Why do so many millennials self-describe as socialist? Given the decades-ago collapse of the Soviet Union, the enduring poverty of Cuba, and the surge in younger Americans pledging support of redistributionist Bernie Sanders, it's a troubling question.
As former Reason pollster Emily Ekins, now at the Cato Institute, has noted, millennials are the only age group that has a favorable attitude toward "socialism."
The stock answer for this is that Americans under about 35 or so have no real memories of the CCCP or, for that matter, China before it embraced some elements of free markets and thus raised about 680 million people out of extreme poverty.
Shorn of those in-your-face examples of state-owned means of production, goes this line of thinking, the pure "Feel the Bern" idealism of "from each according to his ability, to each according to his need" overwhelms millennials with warm and fuzzy feelings. But as Ekins and Joy Pullman argued a while back at The Federalist (and as Ekins and I had done here at Reason in 2014), it turns out the millennials simply don't know what socialism means.

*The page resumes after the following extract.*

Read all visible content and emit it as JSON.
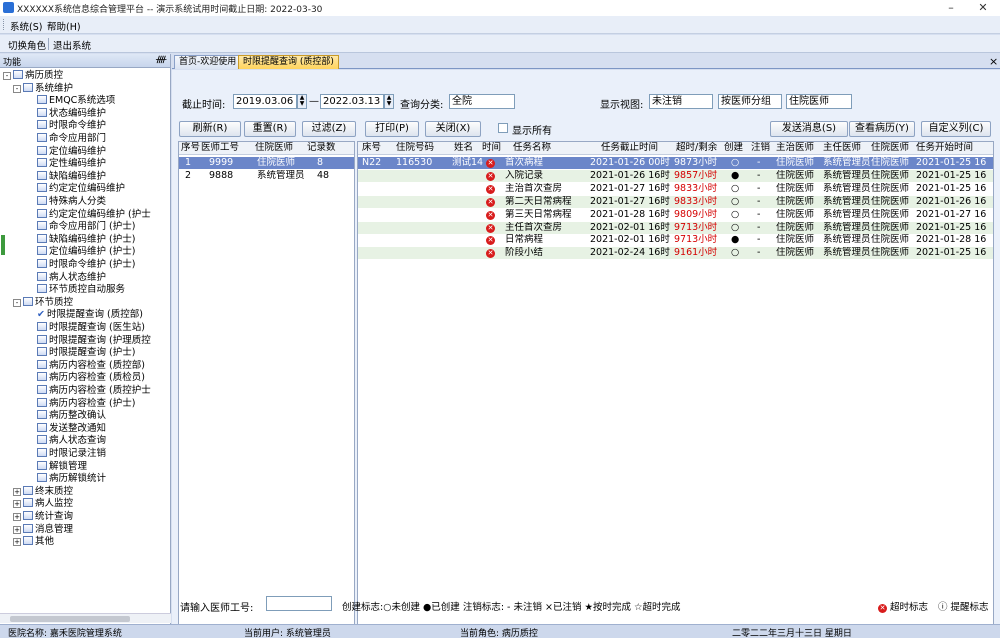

If you define it as a general social safety net, they're for it (as are most Americans). But the kids also really like profits, and entrepreneurs, and they really love the idea of starting their own business someday. So the apparent love for socialism has less to do with being hatched after the "end of history" (1989-1991) or going to colleges exclusively staffed by latter-day Trotskyites or anything. It simply reflects lack of a common language. It turns out that millennials are commies as much as they speak a different language than us graybeards who remember 1989 as one of the most amazing years in human liberation.
In any case, when it comes to contemporary history, writes Glenn Reynolds of Instapundit, Venezuela is a real-time lesson in applied economics. For all the Hollywood fans of Hugo Chavez (check this out for a sampling), that country is reaping the whirlwind of a centralized, state-controlled economy right now, and all images flowing north are truly terrifying: Empty shelves, desperate residents, crackdowns on demonstrators.
As Reynolds notes at USA Today, capitalism may not be perfect, but it's preferable to socialism.
The daughter of Venezuela's socialist ruler, Hugo Chavez, is the richest individual in Venezuela, worth billions and billions of dollars. In Cuba, Fidel Castro reportedly has lived — pretty much literally — like a king, even as his subjects dwelt in poverty. In the old Union of Soviet Socialist Republics, as Hedrick Smith reported in his The Russians, the Communist Party bigshots had lavish country houses and apartments in town stocked with hand-polished fresh fruit, even as the common people stood in line for hours at state-run stores in the hopes of getting staples.
Reynolds argues that what's going on right now, both in Venezuela and in the U.S. 2016 campaign, is a teachable moment that we shouldn't gloss over:
America's New Class isn't the super-rich (they tend to donate to Hillary), but the upper-middle-class employees of nonprofits, universities and government agencies. They benefit twice from the kinds of programs that Bernie supports: Often, they're employed to administer them, or receive funds for providing services (think college administrators who, unsurprisingly, heavily support Bernie and Hillary), and then they also receive the benefits, since their kids are more likely to go to college than, say, a Kroger cashier's. (And if we ever wind up with government-run health care, ask yourself who'll get the hip replacement first — a woman who works as a cashier at Kroger's or a senior bureaucrat in the Department of Health and Human Services).
A couple of years back, we put together a special Web page about millennials. Check it out now to see why millennials aren't listening to you, to learn "5 Myths About Millennials," to relive youth panics "from flappers to hipsters," and to find out the "favorite millennials" of foks as varied as Frank Portman (author of the King Dork books and leader of the Mr. T Experiment), Nirvana's Krist Novoselic, magician Penn Jillette, "renegade" historian Thaddeus Russell, and libertarian movement eminence Sharon Presley. And, oh yeah, Glenn Reynolds, who also teaches at University of Tennessee Law School along with running Instapundit. Who the hell did they all pick?